John Koprowski, a former comptroller of the Ford Foundation who developed a productive career in theater and cabaret after leaving Ford, died December 15 at New York Presbyterian Hospital. He underwent heart surgery in June and never fully recovered.
He began his career as an accountant, having earned a bachelor’s degree from St. Peter’s College and a master’s in economics from New York University. He worked for 12 years for the Bedford Stuyvesant Restoration Corporation in Brooklyn as its vice president for accounting and information systems before joining Ford in 1982.
He was comptroller until 1984, when he became treasurer and director of financial services. He resigned from the Foundation in 1993, though he worked for Ford as a consultant for the next four years through a firm he established, John J. Koprowski & Associates. His firm worked exclusively in the non-profit sector, providing services for civil and human rights organizations, arts organizations, policy and advocacy groups, membership organizations and international capacity building groups.
His love for and work in the theater went back many years, including while he was at Ford, and he pursued that passion full time after leaving the Foundation.
He produced and performed in four cabaret shows, appearing at many clubs in the New York City area. As an actor, he belonged to the award-winning Blue Coyote Theatre Company and co-produced and appeared in shows with Without Papers Productions, a company he co-founded.
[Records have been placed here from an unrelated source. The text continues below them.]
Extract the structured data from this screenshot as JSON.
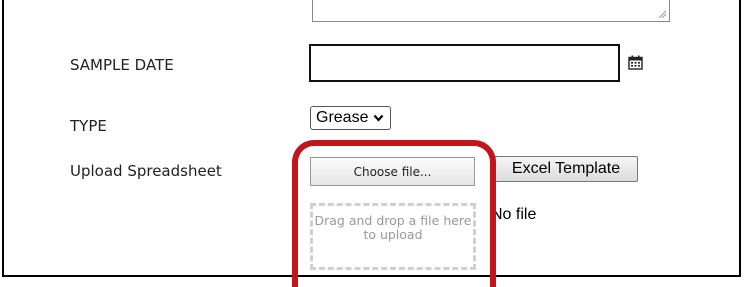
{
  "form": {
    "sample_date": {
      "label": "SAMPLE DATE",
      "value": "",
      "icon": "calendar-icon"
    },
    "type": {
      "label": "TYPE",
      "selected": "Grease",
      "icon": "chevron-down-icon"
    },
    "upload": {
      "label": "Upload Spreadsheet",
      "choose_label": "Choose file...",
      "template_label": "Excel Template",
      "dropzone_text": "Drag and drop a file here to upload",
      "status": "No file"
    }
  },
  "colors": {
    "highlight": "#c0161c",
    "dropzone_border": "#d0d0d0",
    "dropzone_text": "#9a9a9a"
  }
}
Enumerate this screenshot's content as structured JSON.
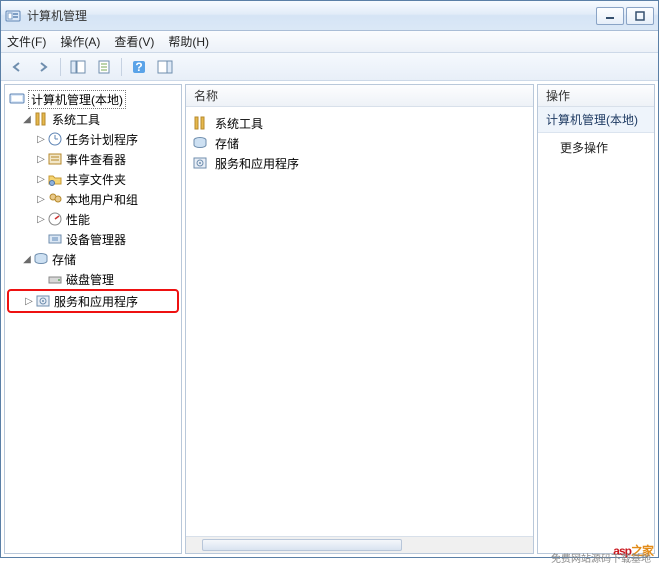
{
  "title": "计算机管理",
  "menu": {
    "file": "文件(F)",
    "action": "操作(A)",
    "view": "查看(V)",
    "help": "帮助(H)"
  },
  "columns": {
    "name": "名称",
    "actions": "操作"
  },
  "tree": {
    "root": "计算机管理(本地)",
    "system_tools": "系统工具",
    "task_scheduler": "任务计划程序",
    "event_viewer": "事件查看器",
    "shared_folders": "共享文件夹",
    "local_users": "本地用户和组",
    "performance": "性能",
    "device_manager": "设备管理器",
    "storage": "存储",
    "disk_mgmt": "磁盘管理",
    "services_apps": "服务和应用程序"
  },
  "list": {
    "system_tools": "系统工具",
    "storage": "存储",
    "services_apps": "服务和应用程序"
  },
  "actions": {
    "group": "计算机管理(本地)",
    "more": "更多操作"
  },
  "watermark": {
    "text_a": "asp",
    "text_b": "之家",
    "sub": "免费网站源码下载基地"
  }
}
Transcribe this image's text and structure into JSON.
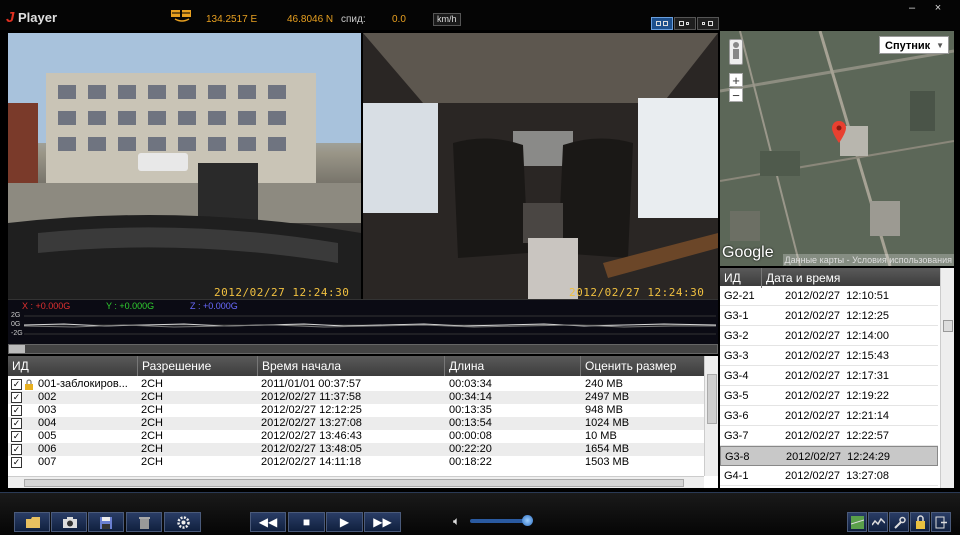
{
  "titlebar": {
    "app_name": "Player",
    "app_initial": "J",
    "longitude": "134.2517 E",
    "latitude": "46.8046 N",
    "speed_label": "спид:",
    "speed_value": "0.0",
    "speed_unit": "km/h",
    "window_controls": [
      "–",
      "×"
    ]
  },
  "video": {
    "left_timestamp": "2012/02/27  12:24:30",
    "right_timestamp": "2012/02/27  12:24:30"
  },
  "map": {
    "type_select": "Спутник",
    "zoom_in": "+",
    "zoom_out": "−",
    "google": "Google",
    "credit": "Данные карты - Условия использования"
  },
  "gsensor": {
    "x_label": "X : +0.000G",
    "y_label": "Y : +0.000G",
    "z_label": "Z : +0.000G",
    "ticks": [
      "2G",
      "0G",
      "-2G"
    ],
    "colors": {
      "x": "#e03030",
      "y": "#30d030",
      "z": "#6a6aff"
    }
  },
  "files": {
    "columns": [
      "ИД",
      "Разрешение",
      "Время начала",
      "Длина",
      "Оценить размер"
    ],
    "rows": [
      {
        "id": "001-заблокиров...",
        "res": "2CH",
        "start": "2011/01/01 00:37:57",
        "len": "00:03:34",
        "size": "240 MB",
        "locked": true
      },
      {
        "id": "002",
        "res": "2CH",
        "start": "2012/02/27 11:37:58",
        "len": "00:34:14",
        "size": "2497 MB",
        "locked": false
      },
      {
        "id": "003",
        "res": "2CH",
        "start": "2012/02/27 12:12:25",
        "len": "00:13:35",
        "size": "948 MB",
        "locked": false
      },
      {
        "id": "004",
        "res": "2CH",
        "start": "2012/02/27 13:27:08",
        "len": "00:13:54",
        "size": "1024 MB",
        "locked": false
      },
      {
        "id": "005",
        "res": "2CH",
        "start": "2012/02/27 13:46:43",
        "len": "00:00:08",
        "size": "10 MB",
        "locked": false
      },
      {
        "id": "006",
        "res": "2CH",
        "start": "2012/02/27 13:48:05",
        "len": "00:22:20",
        "size": "1654 MB",
        "locked": false
      },
      {
        "id": "007",
        "res": "2CH",
        "start": "2012/02/27 14:11:18",
        "len": "00:18:22",
        "size": "1503 MB",
        "locked": false
      }
    ]
  },
  "events": {
    "columns": [
      "ИД",
      "Дата и время"
    ],
    "selected": "G3-8",
    "rows": [
      {
        "id": "G2-21",
        "time": "2012/02/27  12:10:51"
      },
      {
        "id": "G3-1",
        "time": "2012/02/27  12:12:25"
      },
      {
        "id": "G3-2",
        "time": "2012/02/27  12:14:00"
      },
      {
        "id": "G3-3",
        "time": "2012/02/27  12:15:43"
      },
      {
        "id": "G3-4",
        "time": "2012/02/27  12:17:31"
      },
      {
        "id": "G3-5",
        "time": "2012/02/27  12:19:22"
      },
      {
        "id": "G3-6",
        "time": "2012/02/27  12:21:14"
      },
      {
        "id": "G3-7",
        "time": "2012/02/27  12:22:57"
      },
      {
        "id": "G3-8",
        "time": "2012/02/27  12:24:29"
      },
      {
        "id": "G4-1",
        "time": "2012/02/27  13:27:08"
      }
    ]
  },
  "controls": {
    "left_icons": [
      "folder-icon",
      "camera-icon",
      "save-icon",
      "trash-icon",
      "gear-icon"
    ],
    "playback": [
      "◀◀",
      "■",
      "▶",
      "▶▶"
    ],
    "volume_level": 0.85,
    "right_icons": [
      "map-icon",
      "graph-icon",
      "wrench-icon",
      "lock-icon",
      "exit-icon"
    ]
  },
  "accent": "#1d4f8c"
}
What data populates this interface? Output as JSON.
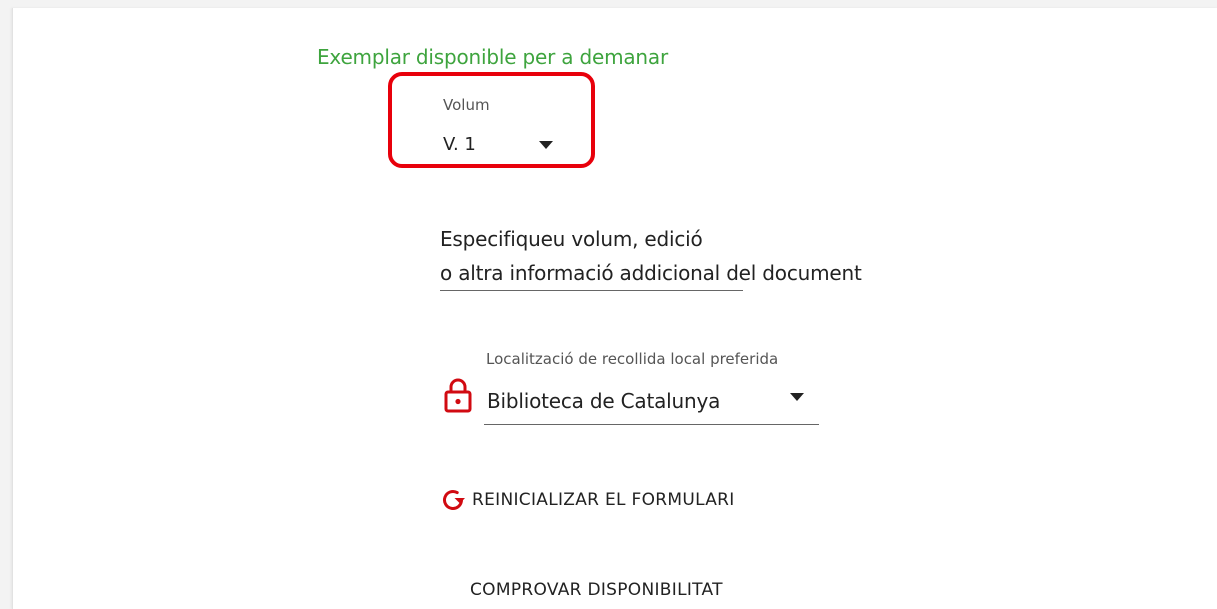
{
  "availability": {
    "status_text": "Exemplar disponible per a demanar",
    "status_color": "#3ea43e"
  },
  "volume": {
    "label": "Volum",
    "selected": "V. 1",
    "icon": "chevron-down-icon",
    "highlight_color": "#e8000b"
  },
  "specify": {
    "line1": "Especifiqueu volum, edició",
    "line2": "o altra informació addicional del document"
  },
  "pickup": {
    "label": "Localització de recollida local preferida",
    "selected": "Biblioteca de Catalunya",
    "lock_icon": "lock-icon",
    "icon_color": "#d10a11"
  },
  "actions": {
    "reset_label": "REINICIALIZAR EL FORMULARI",
    "reset_icon": "refresh-icon",
    "check_label": "COMPROVAR DISPONIBILITAT"
  }
}
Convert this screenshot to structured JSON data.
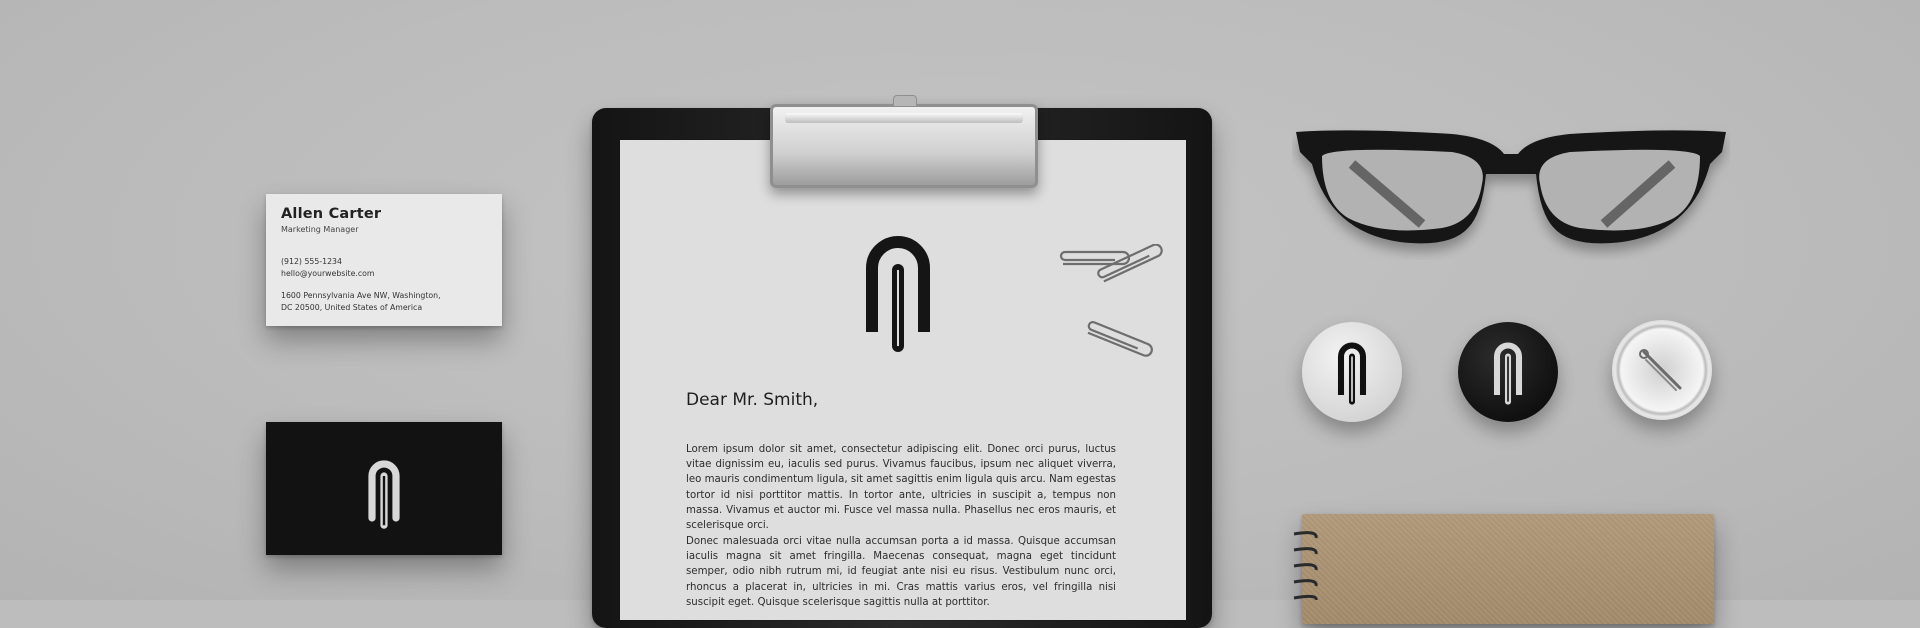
{
  "business_card": {
    "name": "Allen Carter",
    "title": "Marketing Manager",
    "phone": "(912) 555-1234",
    "email": "hello@yourwebsite.com",
    "address_line1": "1600 Pennsylvania Ave NW, Washington,",
    "address_line2": "DC 20500, United States of America"
  },
  "letter": {
    "salutation": "Dear Mr. Smith,",
    "paragraph1": "Lorem ipsum dolor sit amet, consectetur adipiscing elit. Donec orci purus, luctus vitae dignissim eu, iaculis sed purus. Vivamus faucibus, ipsum nec aliquet viverra, leo mauris condimentum ligula, sit amet sagittis enim ligula quis arcu. Nam egestas tortor id nisi porttitor mattis. In tortor ante, ultricies in suscipit a, tempus non massa. Vivamus et auctor mi. Fusce vel massa nulla. Phasellus nec eros mauris, et scelerisque orci.",
    "paragraph2": "Donec malesuada orci vitae nulla accumsan porta a id massa. Quisque accumsan iaculis magna sit amet fringilla. Maecenas consequat, magna eget tincidunt semper, odio nibh rutrum mi, id feugiat ante nisi eu risus. Vestibulum nunc orci, rhoncus a placerat in, ultricies in mi. Cras mattis varius eros, vel fringilla nisi suscipit eget. Quisque scelerisque sagittis nulla at porttitor."
  },
  "icons": {
    "brand_logo": "paperclip-logo-icon",
    "paperclip": "paperclip-icon",
    "glasses": "glasses-icon",
    "badge_pin": "safety-pin-icon",
    "spiral": "spiral-binding-icon"
  },
  "colors": {
    "background": "#bdbdbd",
    "brand_black": "#121212",
    "paper": "#dedede",
    "card_white": "#e9e9e9",
    "kraft": "#a48c6c"
  }
}
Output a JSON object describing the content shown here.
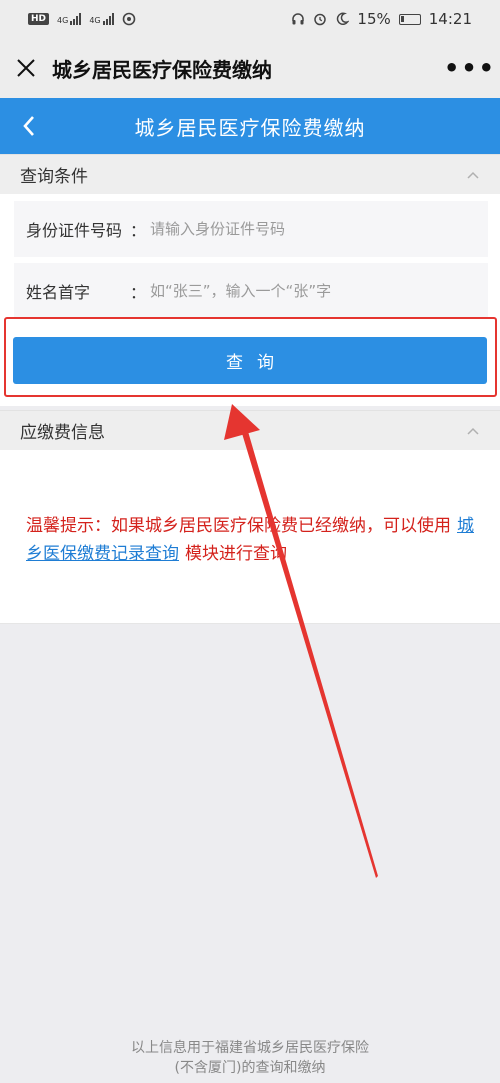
{
  "status_bar": {
    "hd": "HD",
    "net1": "4G",
    "net2": "4G",
    "battery": "15%",
    "time": "14:21"
  },
  "title_bar": {
    "title": "城乡居民医疗保险费缴纳",
    "more": "•••"
  },
  "page_header": {
    "title": "城乡居民医疗保险费缴纳"
  },
  "query_section": {
    "title": "查询条件",
    "fields": [
      {
        "label": "身份证件号码",
        "colon": "：",
        "placeholder": "请输入身份证件号码"
      },
      {
        "label": "姓名首字",
        "colon": "：",
        "placeholder": "如“张三”，输入一个“张”字"
      }
    ],
    "button_label": "查询"
  },
  "info_section": {
    "title": "应缴费信息",
    "tip_prefix": "温馨提示：如果城乡居民医疗保险费已经缴纳，可以使用",
    "tip_link": "城乡医保缴费记录查询",
    "tip_suffix": "模块进行查询"
  },
  "footer": {
    "line1": "以上信息用于福建省城乡居民医疗保险",
    "line2": "(不含厦门)的查询和缴纳"
  },
  "colors": {
    "accent_blue": "#2c8fe3",
    "warning_red": "#d4221c",
    "annotation_red": "#e53530",
    "link_blue": "#1f7dd4"
  }
}
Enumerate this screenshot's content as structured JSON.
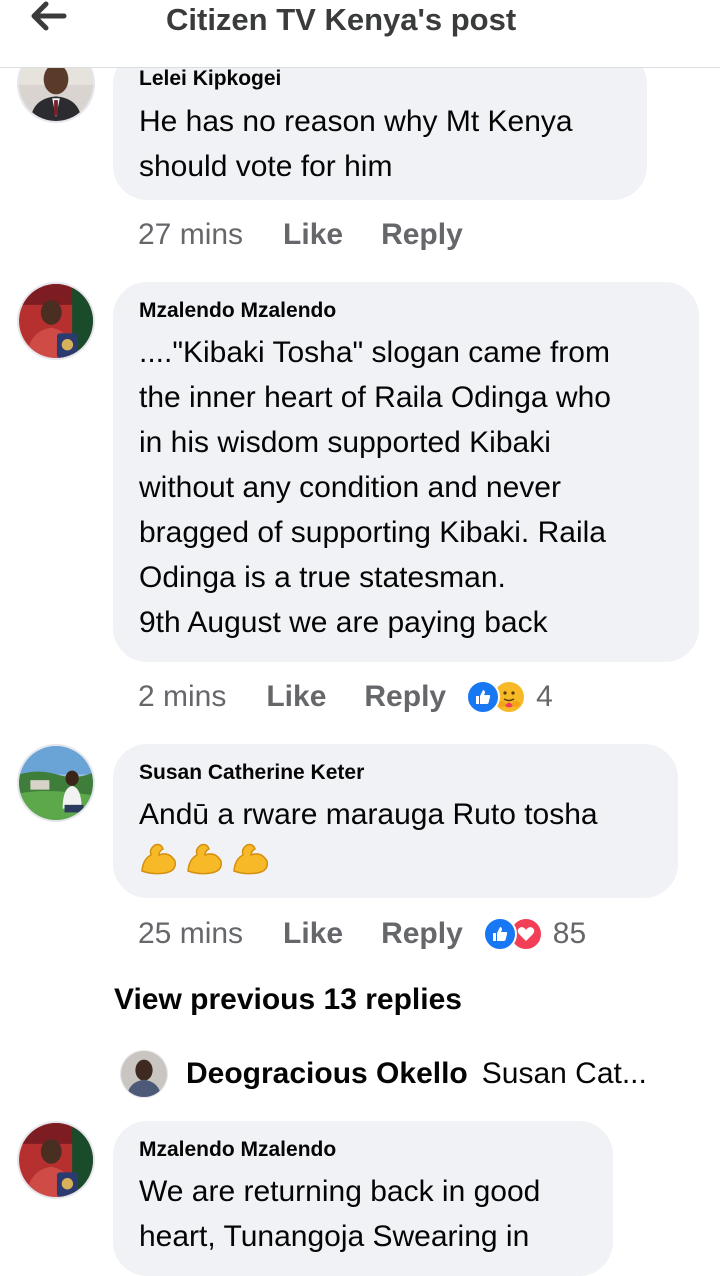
{
  "header": {
    "title": "Citizen TV Kenya's post",
    "back_icon": "arrow-left-icon"
  },
  "comments": [
    {
      "author": "Lelei Kipkogei",
      "text": "He has no reason why Mt Kenya\nshould vote for him",
      "time": "27 mins",
      "like_label": "Like",
      "reply_label": "Reply"
    },
    {
      "author": "Mzalendo Mzalendo",
      "text": "....\"Kibaki Tosha\" slogan came from\nthe inner heart of Raila Odinga who\nin his wisdom supported Kibaki\nwithout any condition and never\nbragged of supporting Kibaki. Raila\nOdinga is a true statesman.\n9th August we are paying back",
      "time": "2 mins",
      "like_label": "Like",
      "reply_label": "Reply",
      "reactions": [
        "like-reaction-icon",
        "care-reaction-icon"
      ],
      "reaction_count": "4"
    },
    {
      "author": "Susan Catherine Keter",
      "text": "Andū a rware marauga Ruto tosha",
      "emojis": "💪💪💪",
      "time": "25 mins",
      "like_label": "Like",
      "reply_label": "Reply",
      "reactions": [
        "like-reaction-icon",
        "love-reaction-icon"
      ],
      "reaction_count": "85"
    },
    {
      "author": "Mzalendo Mzalendo",
      "text": "We are returning back in good\nheart, Tunangoja Swearing in"
    }
  ],
  "view_previous_label": "View previous 13 replies",
  "reply_preview": {
    "author": "Deogracious Okello",
    "text": "Susan Cat..."
  },
  "colors": {
    "bubble_bg": "#f0f2f5",
    "secondary_text": "#65676b",
    "like_blue": "#1877f2",
    "love_red": "#f33e58",
    "care_yellow": "#f7b928"
  }
}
He appeared in several independent films, including The Third Testament, which has been shown at several festivals.
He was treasurer of the Manhattan Association of Cabarets and Clubs (MAC), treasurer of the board of the Singers Forum and a member of the board of the Astoria Performing Arts Center.
He had “a rich and productive career as a mainstay of key organizations in the community development, philanthropic and arts and entertainment sectors,” said Shep Forman, president of The LAFF Society and a colleague of his at the Foundation. “Those of us who had the pleasure of working with John recall a warm, exuberant and joyful colleague, who delightfully moonlighted as an actor and cabaret performer.”
Philomena Forde Taylor, who worked in the Program Related Investment (PRI) office and its successor unit during the 1990s, died January 22 at the age of 81.
Ms. Taylor, a native of County Limerick in Ireland, began work for Ford as a secretary in PRI in 1991and was promoted to senior secretary in 1993 and then supervising secretary in 1995.
She remained with the unit when its name was changed to Asset Building and Community Development/Economic Development, and became its administrative coordinator in 1999. She retired later that year.